- Dead bird of prey? Predatory Bird Monitoring Scheme
- Suspected poisoned wildlife? Wildlife Incident Investigation Scheme England and Wildlife Incident Investigation Scheme Scotland
- Dead otter? Cardiff University Otter Project
- Stranded marine mammal? UK Cetacean Strandings Investigation Programme
- Sick or dead wildlife in your garden? Garden Wildlife Health
WILDCOMS was established through a Knowledge Exchange grant from the Natural Environment Research Council (NERC). For further information or to join the mailing list for our newsletters please email WILDCOMS.
Why monitor wildlife?

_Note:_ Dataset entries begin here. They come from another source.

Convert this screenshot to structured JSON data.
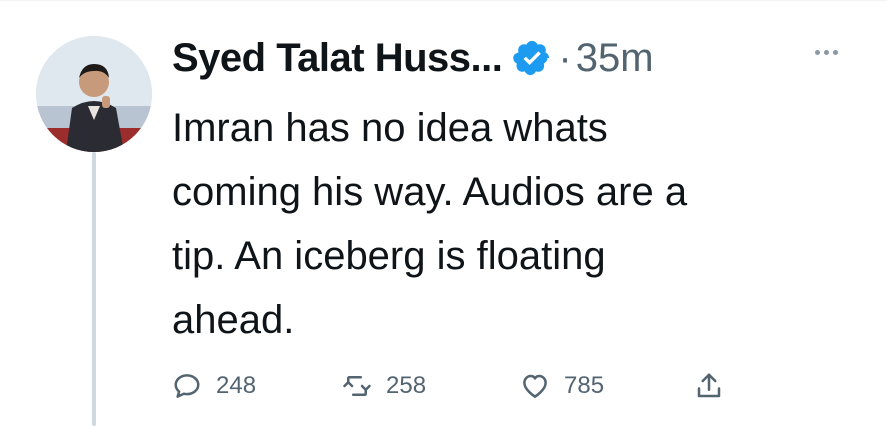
{
  "tweet": {
    "author_name": "Syed Talat Huss...",
    "verified_icon": "verified-badge-icon",
    "separator": "·",
    "timestamp": "35m",
    "text": "Imran has no idea whats\ncoming his way. Audios are a\ntip. An iceberg is floating\nahead.",
    "more_icon": "more-options-icon"
  },
  "actions": {
    "reply": {
      "icon": "reply-icon",
      "count": "248"
    },
    "retweet": {
      "icon": "retweet-icon",
      "count": "258"
    },
    "like": {
      "icon": "like-icon",
      "count": "785"
    },
    "share": {
      "icon": "share-icon"
    }
  },
  "colors": {
    "text": "#0f1419",
    "secondary": "#536471",
    "verified": "#1d9bf0",
    "thread_line": "#cfd9de"
  }
}
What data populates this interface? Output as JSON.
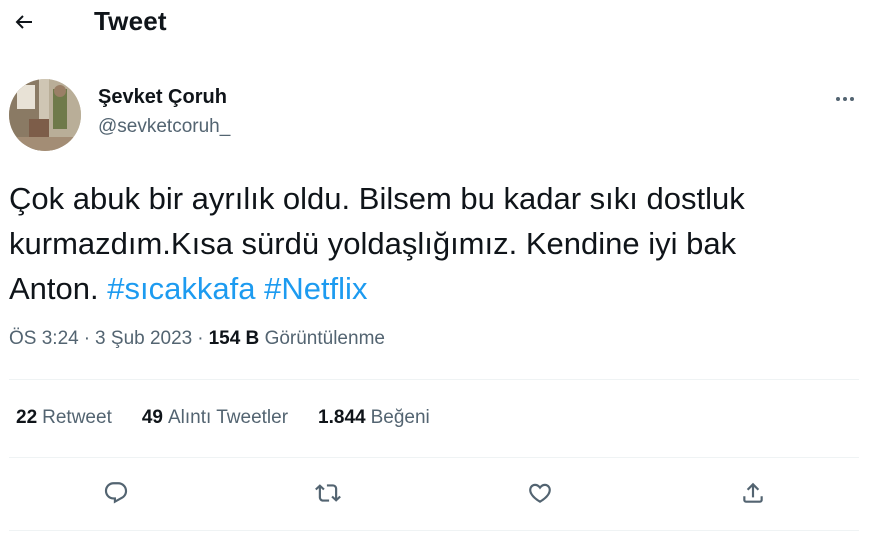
{
  "header": {
    "back_icon": "arrow-left-icon",
    "title": "Tweet"
  },
  "author": {
    "name": "Şevket Çoruh",
    "handle": "@sevketcoruh_",
    "more_icon": "more-horizontal-icon"
  },
  "tweet": {
    "line1": "Çok abuk bir ayrılık oldu. Bilsem bu kadar sıkı dostluk",
    "line2": "kurmazdım.Kısa sürdü yoldaşlığımız. Kendine iyi bak",
    "line3_prefix": "Anton.",
    "hashtag1": "#sıcakkafa",
    "hashtag2": "#Netflix"
  },
  "meta": {
    "time": "ÖS 3:24",
    "date": "3 Şub 2023",
    "views_count": "154 B",
    "views_label": "Görüntülenme"
  },
  "stats": {
    "retweets_count": "22",
    "retweets_label": "Retweet",
    "quotes_count": "49",
    "quotes_label": "Alıntı Tweetler",
    "likes_count": "1.844",
    "likes_label": "Beğeni"
  },
  "actions": {
    "reply_icon": "reply-icon",
    "retweet_icon": "retweet-icon",
    "like_icon": "heart-icon",
    "share_icon": "share-icon"
  },
  "colors": {
    "text": "#0f1419",
    "secondary": "#536471",
    "link": "#1d9bf0",
    "divider": "#eff3f4"
  }
}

Disease and contaminants pose major risks to wildlife and human populations. Although disease is a natural driver regulating the dynamics of wildlife populations, some diseases warrant particular attention because they:
- cause major mortalities that lead to population crashes of affected species and their predators, (e.g. myxamotosis in rabbits)
- threaten wildlife species of high conservation concern (e.g. squirrelpox virus in red squirrels)
- pose a potential threat to Man (e.g. rabies, avian influenza).
The risk that environmental contaminants can pose to wildlife populations has been repeatedly demonstrated, classic examples being the impact of organochlorine pesticides on predatory birds and mammals from which populations are still only recovering. Assessment of the risks posed by disease and contaminants to wild vertebrates (and through them to Man) typically involves monitoring occurrence and severity in key organisms.
Various monitoring schemes have been developed in the UK. They fall roughly into two categories:
- disease or contaminant-specific monitoring that is often focussed on a single disease/contaminant and sometimes a single species (e.g. TB in badgers (Meles meles))
- surveillance of one or more sentinel species, usually for multiple diseases and/or contaminants.